▶ Exercise requirements: Copy every record exactly, and keep the pictures out.

====

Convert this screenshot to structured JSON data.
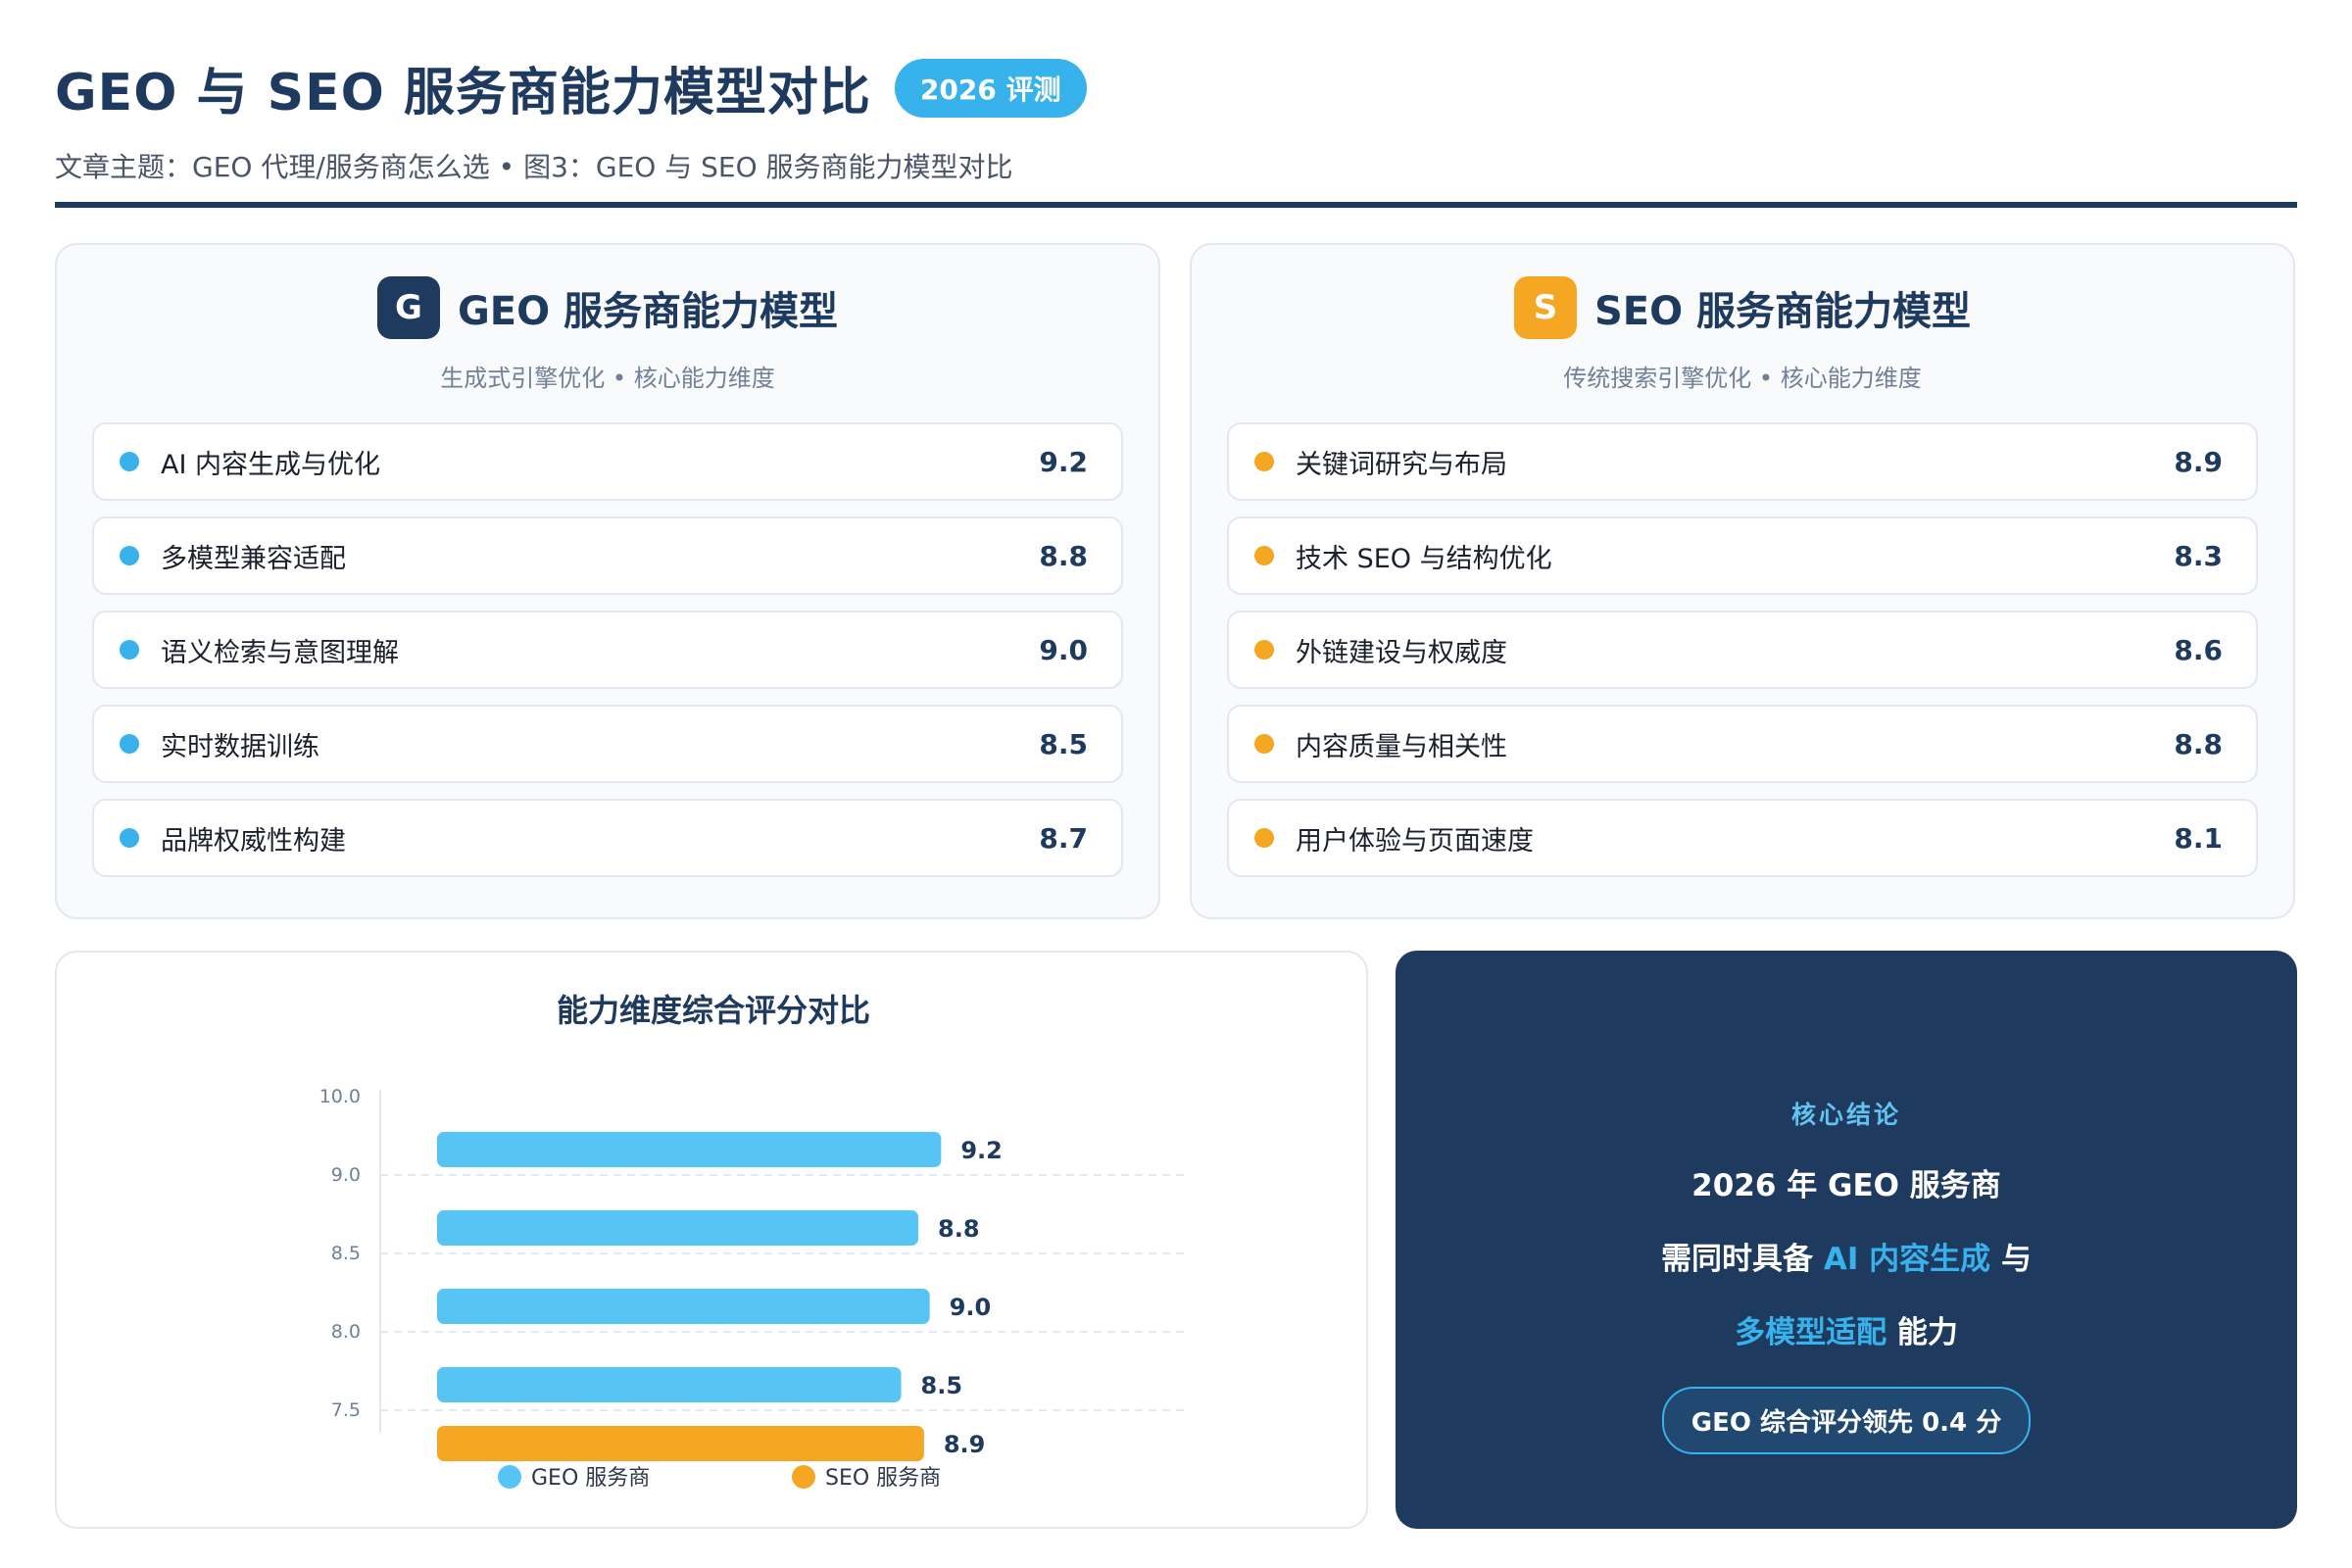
{
  "header": {
    "title": "GEO 与 SEO 服务商能力模型对比",
    "badge": "2026 评测",
    "subtitle": "文章主题：GEO 代理/服务商怎么选 • 图3：GEO 与 SEO 服务商能力模型对比"
  },
  "geo_panel": {
    "icon_letter": "G",
    "title": "GEO 服务商能力模型",
    "subtitle": "生成式引擎优化 • 核心能力维度",
    "items": [
      {
        "label": "AI 内容生成与优化",
        "score": "9.2"
      },
      {
        "label": "多模型兼容适配",
        "score": "8.8"
      },
      {
        "label": "语义检索与意图理解",
        "score": "9.0"
      },
      {
        "label": "实时数据训练",
        "score": "8.5"
      },
      {
        "label": "品牌权威性构建",
        "score": "8.7"
      }
    ]
  },
  "seo_panel": {
    "icon_letter": "S",
    "title": "SEO 服务商能力模型",
    "subtitle": "传统搜索引擎优化 • 核心能力维度",
    "items": [
      {
        "label": "关键词研究与布局",
        "score": "8.9"
      },
      {
        "label": "技术 SEO 与结构优化",
        "score": "8.3"
      },
      {
        "label": "外链建设与权威度",
        "score": "8.6"
      },
      {
        "label": "内容质量与相关性",
        "score": "8.8"
      },
      {
        "label": "用户体验与页面速度",
        "score": "8.1"
      }
    ]
  },
  "chart_data": {
    "type": "bar",
    "orientation": "horizontal",
    "title": "能力维度综合评分对比",
    "y_ticks": [
      "10.0",
      "9.0",
      "8.5",
      "8.0",
      "7.5"
    ],
    "bars": [
      {
        "series": "GEO 服务商",
        "value": 9.2,
        "label": "9.2"
      },
      {
        "series": "GEO 服务商",
        "value": 8.8,
        "label": "8.8"
      },
      {
        "series": "GEO 服务商",
        "value": 9.0,
        "label": "9.0"
      },
      {
        "series": "GEO 服务商",
        "value": 8.5,
        "label": "8.5"
      },
      {
        "series": "SEO 服务商",
        "value": 8.9,
        "label": "8.9"
      }
    ],
    "series": [
      {
        "name": "GEO 服务商",
        "color": "#56c5f5"
      },
      {
        "name": "SEO 服务商",
        "color": "#f5a623"
      }
    ],
    "grid": true,
    "legend": "bottom"
  },
  "conclusion": {
    "label": "核心结论",
    "line1": "2026 年 GEO 服务商",
    "line2_pre": "需同时具备 ",
    "line2_hl": "AI 内容生成",
    "line2_post": " 与",
    "line3_hl": "多模型适配",
    "line3_post": " 能力",
    "pill": "GEO 综合评分领先 0.4 分"
  }
}
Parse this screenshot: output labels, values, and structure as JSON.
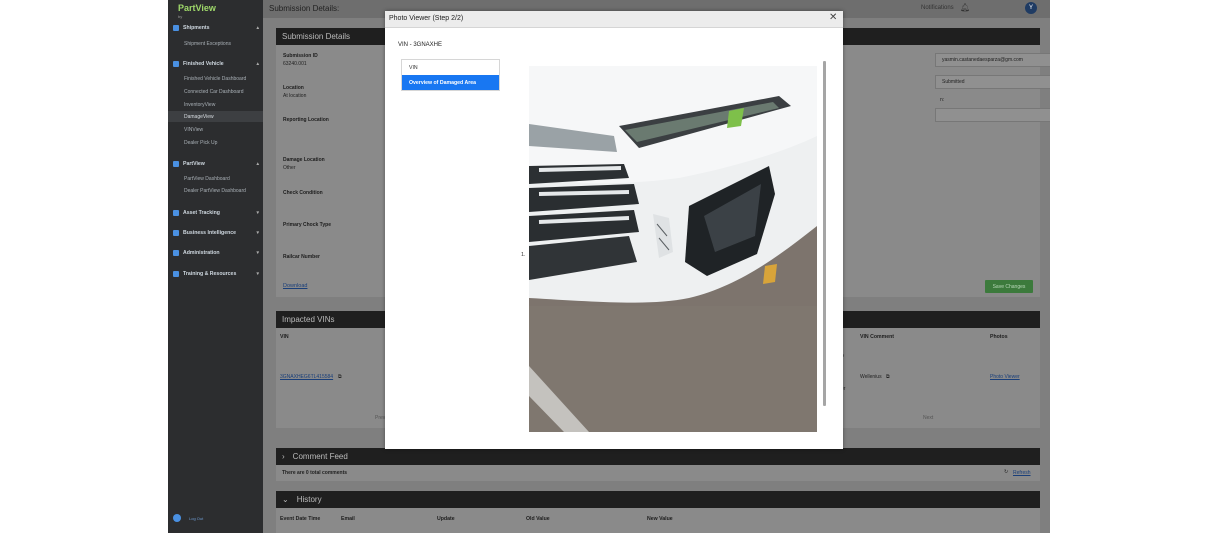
{
  "app": {
    "logo_text": "PartView",
    "logo_by": "by",
    "page_title": "Submission Details:"
  },
  "topbar": {
    "notifications_label": "Notifications",
    "avatar_initial": "Y"
  },
  "sidebar": {
    "sections": [
      {
        "label": "Shipments",
        "items": [
          {
            "label": "Shipment Exceptions"
          }
        ]
      },
      {
        "label": "Finished Vehicle",
        "items": [
          {
            "label": "Finished Vehicle Dashboard"
          },
          {
            "label": "Connected Car Dashboard"
          },
          {
            "label": "InventoryView"
          },
          {
            "label": "DamageView",
            "active": true
          },
          {
            "label": "VINView"
          },
          {
            "label": "Dealer Pick Up"
          }
        ]
      },
      {
        "label": "PartView",
        "items": [
          {
            "label": "PartView Dashboard"
          },
          {
            "label": "Dealer PartView Dashboard"
          }
        ]
      },
      {
        "label": "Asset Tracking",
        "items": []
      },
      {
        "label": "Business Intelligence",
        "items": []
      },
      {
        "label": "Administration",
        "items": []
      },
      {
        "label": "Training & Resources",
        "items": []
      }
    ],
    "logout_label": "Log Out"
  },
  "submission": {
    "header": "Submission Details",
    "fields": [
      {
        "label": "Submission ID",
        "value": "63240.001"
      },
      {
        "label": "Location",
        "value": "At location"
      },
      {
        "label": "Reporting Location",
        "value": ""
      },
      {
        "label": "Damage Location",
        "value": "Other"
      },
      {
        "label": "Check Condition",
        "value": ""
      },
      {
        "label": "Primary Chock Type",
        "value": ""
      },
      {
        "label": "Railcar Number",
        "value": ""
      }
    ],
    "download_label": "Download",
    "assignee_email": "yasmin.castanedaesparza@gm.com",
    "status_value": "Submitted",
    "right_label": "n:",
    "save_label": "Save Changes"
  },
  "impacted": {
    "header": "Impacted VINs",
    "columns": {
      "vin": "VIN",
      "comment": "VIN Comment",
      "photos": "Photos"
    },
    "row": {
      "vin": "3GNAXHEG6TL415584",
      "comment": "Wellenius",
      "photos_link": "Photo Viewer",
      "frag1": "p",
      "frag2": "er"
    },
    "pager": {
      "prev": "Prev",
      "next": "Next"
    }
  },
  "comment_feed": {
    "header": "Comment Feed",
    "count_text": "There are 0 total comments",
    "refresh_label": "Refresh"
  },
  "history": {
    "header": "History",
    "columns": [
      "Event Date Time",
      "Email",
      "Update",
      "Old Value",
      "New Value"
    ]
  },
  "modal": {
    "title": "Photo Viewer (Step 2/2)",
    "vin_label": "VIN - 3GNAXHE",
    "menu": [
      {
        "label": "VIN"
      },
      {
        "label": "Overview of Damaged Area",
        "selected": true
      }
    ],
    "photo_index": "1.",
    "close_glyph": "✕"
  },
  "colors": {
    "accent": "#1877f2",
    "logo": "#9fd86a",
    "header_bar": "#1f1f1f",
    "save_button": "#3c7a3c"
  },
  "icons": [
    "bell-icon",
    "close-icon",
    "copy-icon",
    "refresh-icon",
    "chevron-icon",
    "logout-icon"
  ]
}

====

▶ Answer space:
Convert this screenshot to structured JSON data.
{
  "header": {
    "title": "GEO 与 SEO 服务商能力模型对比",
    "badge": "2026 评测",
    "subtitle": "文章主题：GEO 代理/服务商怎么选 • 图3：GEO 与 SEO 服务商能力模型对比"
  },
  "geo_panel": {
    "icon_letter": "G",
    "title": "GEO 服务商能力模型",
    "subtitle": "生成式引擎优化 • 核心能力维度",
    "items": [
      {
        "label": "AI 内容生成与优化",
        "score": "9.2"
      },
      {
        "label": "多模型兼容适配",
        "score": "8.8"
      },
      {
        "label": "语义检索与意图理解",
        "score": "9.0"
      },
      {
        "label": "实时数据训练",
        "score": "8.5"
      },
      {
        "label": "品牌权威性构建",
        "score": "8.7"
      }
    ]
  },
  "seo_panel": {
    "icon_letter": "S",
    "title": "SEO 服务商能力模型",
    "subtitle": "传统搜索引擎优化 • 核心能力维度",
    "items": [
      {
        "label": "关键词研究与布局",
        "score": "8.9"
      },
      {
        "label": "技术 SEO 与结构优化",
        "score": "8.3"
      },
      {
        "label": "外链建设与权威度",
        "score": "8.6"
      },
      {
        "label": "内容质量与相关性",
        "score": "8.8"
      },
      {
        "label": "用户体验与页面速度",
        "score": "8.1"
      }
    ]
  },
  "chart_data": {
    "type": "bar",
    "orientation": "horizontal",
    "title": "能力维度综合评分对比",
    "y_ticks": [
      "10.0",
      "9.0",
      "8.5",
      "8.0",
      "7.5"
    ],
    "bars": [
      {
        "series": "GEO 服务商",
        "value": 9.2,
        "label": "9.2"
      },
      {
        "series": "GEO 服务商",
        "value": 8.8,
        "label": "8.8"
      },
      {
        "series": "GEO 服务商",
        "value": 9.0,
        "label": "9.0"
      },
      {
        "series": "GEO 服务商",
        "value": 8.5,
        "label": "8.5"
      },
      {
        "series": "SEO 服务商",
        "value": 8.9,
        "label": "8.9"
      }
    ],
    "series": [
      {
        "name": "GEO 服务商",
        "color": "#56c5f5"
      },
      {
        "name": "SEO 服务商",
        "color": "#f5a623"
      }
    ],
    "grid": true,
    "legend": "bottom"
  },
  "conclusion": {
    "label": "核心结论",
    "line1": "2026 年 GEO 服务商",
    "line2_pre": "需同时具备 ",
    "line2_hl": "AI 内容生成",
    "line2_post": " 与",
    "line3_hl": "多模型适配",
    "line3_post": " 能力",
    "pill": "GEO 综合评分领先 0.4 分"
  }
}
Parse this screenshot: output labels, values, and structure as JSON.
{
  "app": {
    "logo_text": "PartView",
    "logo_by": "by",
    "page_title": "Submission Details:"
  },
  "topbar": {
    "notifications_label": "Notifications",
    "avatar_initial": "Y"
  },
  "sidebar": {
    "sections": [
      {
        "label": "Shipments",
        "items": [
          {
            "label": "Shipment Exceptions"
          }
        ]
      },
      {
        "label": "Finished Vehicle",
        "items": [
          {
            "label": "Finished Vehicle Dashboard"
          },
          {
            "label": "Connected Car Dashboard"
          },
          {
            "label": "InventoryView"
          },
          {
            "label": "DamageView",
            "active": true
          },
          {
            "label": "VINView"
          },
          {
            "label": "Dealer Pick Up"
          }
        ]
      },
      {
        "label": "PartView",
        "items": [
          {
            "label": "PartView Dashboard"
          },
          {
            "label": "Dealer PartView Dashboard"
          }
        ]
      },
      {
        "label": "Asset Tracking",
        "items": []
      },
      {
        "label": "Business Intelligence",
        "items": []
      },
      {
        "label": "Administration",
        "items": []
      },
      {
        "label": "Training & Resources",
        "items": []
      }
    ],
    "logout_label": "Log Out"
  },
  "submission": {
    "header": "Submission Details",
    "fields": [
      {
        "label": "Submission ID",
        "value": "63240.001"
      },
      {
        "label": "Location",
        "value": "At location"
      },
      {
        "label": "Reporting Location",
        "value": ""
      },
      {
        "label": "Damage Location",
        "value": "Other"
      },
      {
        "label": "Check Condition",
        "value": ""
      },
      {
        "label": "Primary Chock Type",
        "value": ""
      },
      {
        "label": "Railcar Number",
        "value": ""
      }
    ],
    "download_label": "Download",
    "assignee_email": "yasmin.castanedaesparza@gm.com",
    "status_value": "Submitted",
    "right_label": "n:",
    "save_label": "Save Changes"
  },
  "impacted": {
    "header": "Impacted VINs",
    "columns": {
      "vin": "VIN",
      "comment": "VIN Comment",
      "photos": "Photos"
    },
    "row": {
      "vin": "3GNAXHEG6TL415584",
      "comment": "Wellenius",
      "photos_link": "Photo Viewer",
      "frag1": "p",
      "frag2": "er"
    },
    "pager": {
      "prev": "Prev",
      "next": "Next"
    }
  },
  "comment_feed": {
    "header": "Comment Feed",
    "count_text": "There are 0 total comments",
    "refresh_label": "Refresh"
  },
  "history": {
    "header": "History",
    "columns": [
      "Event Date Time",
      "Email",
      "Update",
      "Old Value",
      "New Value"
    ]
  },
  "modal": {
    "title": "Photo Viewer (Step 2/2)",
    "vin_label": "VIN - 3GNAXHE",
    "menu": [
      {
        "label": "VIN"
      },
      {
        "label": "Overview of Damaged Area",
        "selected": true
      }
    ],
    "photo_index": "1.",
    "close_glyph": "✕"
  },
  "colors": {
    "accent": "#1877f2",
    "logo": "#9fd86a",
    "header_bar": "#1f1f1f",
    "save_button": "#3c7a3c"
  },
  "icons": [
    "bell-icon",
    "close-icon",
    "copy-icon",
    "refresh-icon",
    "chevron-icon",
    "logout-icon"
  ]
}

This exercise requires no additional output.